START Entries shown

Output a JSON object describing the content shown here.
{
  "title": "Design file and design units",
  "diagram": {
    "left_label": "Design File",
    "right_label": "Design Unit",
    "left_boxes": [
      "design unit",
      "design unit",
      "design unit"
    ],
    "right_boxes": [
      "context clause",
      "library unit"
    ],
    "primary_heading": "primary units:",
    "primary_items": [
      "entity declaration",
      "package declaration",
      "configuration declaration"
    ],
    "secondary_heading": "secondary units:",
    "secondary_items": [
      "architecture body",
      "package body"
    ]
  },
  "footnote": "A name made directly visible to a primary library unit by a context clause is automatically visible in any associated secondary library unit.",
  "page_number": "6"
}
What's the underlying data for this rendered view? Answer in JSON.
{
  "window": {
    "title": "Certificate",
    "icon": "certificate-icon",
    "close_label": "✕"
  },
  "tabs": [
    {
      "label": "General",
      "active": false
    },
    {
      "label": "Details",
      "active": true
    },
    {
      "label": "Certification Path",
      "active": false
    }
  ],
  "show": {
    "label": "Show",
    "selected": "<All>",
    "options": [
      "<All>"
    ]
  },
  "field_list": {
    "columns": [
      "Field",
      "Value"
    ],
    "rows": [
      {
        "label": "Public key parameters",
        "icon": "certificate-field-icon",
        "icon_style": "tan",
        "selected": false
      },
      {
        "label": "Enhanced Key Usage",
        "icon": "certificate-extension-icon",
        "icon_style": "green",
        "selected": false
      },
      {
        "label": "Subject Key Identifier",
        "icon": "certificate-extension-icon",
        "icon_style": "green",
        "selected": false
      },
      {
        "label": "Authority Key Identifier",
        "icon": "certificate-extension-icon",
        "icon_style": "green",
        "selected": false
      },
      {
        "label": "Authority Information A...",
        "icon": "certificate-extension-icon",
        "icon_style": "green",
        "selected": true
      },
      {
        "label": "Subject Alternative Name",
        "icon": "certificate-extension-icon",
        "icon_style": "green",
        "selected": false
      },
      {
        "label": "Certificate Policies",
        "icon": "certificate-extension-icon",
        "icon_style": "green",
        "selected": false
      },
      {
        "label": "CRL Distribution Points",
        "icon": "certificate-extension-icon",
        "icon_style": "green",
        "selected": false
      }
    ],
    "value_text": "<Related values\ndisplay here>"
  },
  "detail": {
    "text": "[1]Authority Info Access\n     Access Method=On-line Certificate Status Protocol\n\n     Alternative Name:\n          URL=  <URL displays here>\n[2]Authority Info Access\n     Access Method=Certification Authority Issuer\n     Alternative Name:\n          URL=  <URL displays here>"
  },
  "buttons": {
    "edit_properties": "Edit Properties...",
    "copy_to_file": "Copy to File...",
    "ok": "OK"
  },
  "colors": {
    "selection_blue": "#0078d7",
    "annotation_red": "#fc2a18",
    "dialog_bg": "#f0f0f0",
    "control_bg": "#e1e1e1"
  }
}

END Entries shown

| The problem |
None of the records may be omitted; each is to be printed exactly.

| Result for this exercise |
Output a JSON object describing the content shown here.
{
  "title": "Design file and design units",
  "diagram": {
    "left_label": "Design File",
    "right_label": "Design Unit",
    "left_boxes": [
      "design unit",
      "design unit",
      "design unit"
    ],
    "right_boxes": [
      "context clause",
      "library unit"
    ],
    "primary_heading": "primary units:",
    "primary_items": [
      "entity declaration",
      "package declaration",
      "configuration declaration"
    ],
    "secondary_heading": "secondary units:",
    "secondary_items": [
      "architecture body",
      "package body"
    ]
  },
  "footnote": "A name made directly visible to a primary library unit by a context clause is automatically visible in any associated secondary library unit.",
  "page_number": "6"
}
What's the underlying data for this rendered view? Answer in JSON.
{
  "window": {
    "title": "Certificate",
    "icon": "certificate-icon",
    "close_label": "✕"
  },
  "tabs": [
    {
      "label": "General",
      "active": false
    },
    {
      "label": "Details",
      "active": true
    },
    {
      "label": "Certification Path",
      "active": false
    }
  ],
  "show": {
    "label": "Show",
    "selected": "<All>",
    "options": [
      "<All>"
    ]
  },
  "field_list": {
    "columns": [
      "Field",
      "Value"
    ],
    "rows": [
      {
        "label": "Public key parameters",
        "icon": "certificate-field-icon",
        "icon_style": "tan",
        "selected": false
      },
      {
        "label": "Enhanced Key Usage",
        "icon": "certificate-extension-icon",
        "icon_style": "green",
        "selected": false
      },
      {
        "label": "Subject Key Identifier",
        "icon": "certificate-extension-icon",
        "icon_style": "green",
        "selected": false
      },
      {
        "label": "Authority Key Identifier",
        "icon": "certificate-extension-icon",
        "icon_style": "green",
        "selected": false
      },
      {
        "label": "Authority Information A...",
        "icon": "certificate-extension-icon",
        "icon_style": "green",
        "selected": true
      },
      {
        "label": "Subject Alternative Name",
        "icon": "certificate-extension-icon",
        "icon_style": "green",
        "selected": false
      },
      {
        "label": "Certificate Policies",
        "icon": "certificate-extension-icon",
        "icon_style": "green",
        "selected": false
      },
      {
        "label": "CRL Distribution Points",
        "icon": "certificate-extension-icon",
        "icon_style": "green",
        "selected": false
      }
    ],
    "value_text": "<Related values\ndisplay here>"
  },
  "detail": {
    "text": "[1]Authority Info Access\n     Access Method=On-line Certificate Status Protocol\n\n     Alternative Name:\n          URL=  <URL displays here>\n[2]Authority Info Access\n     Access Method=Certification Authority Issuer\n     Alternative Name:\n          URL=  <URL displays here>"
  },
  "buttons": {
    "edit_properties": "Edit Properties...",
    "copy_to_file": "Copy to File...",
    "ok": "OK"
  },
  "colors": {
    "selection_blue": "#0078d7",
    "annotation_red": "#fc2a18",
    "dialog_bg": "#f0f0f0",
    "control_bg": "#e1e1e1"
  }
}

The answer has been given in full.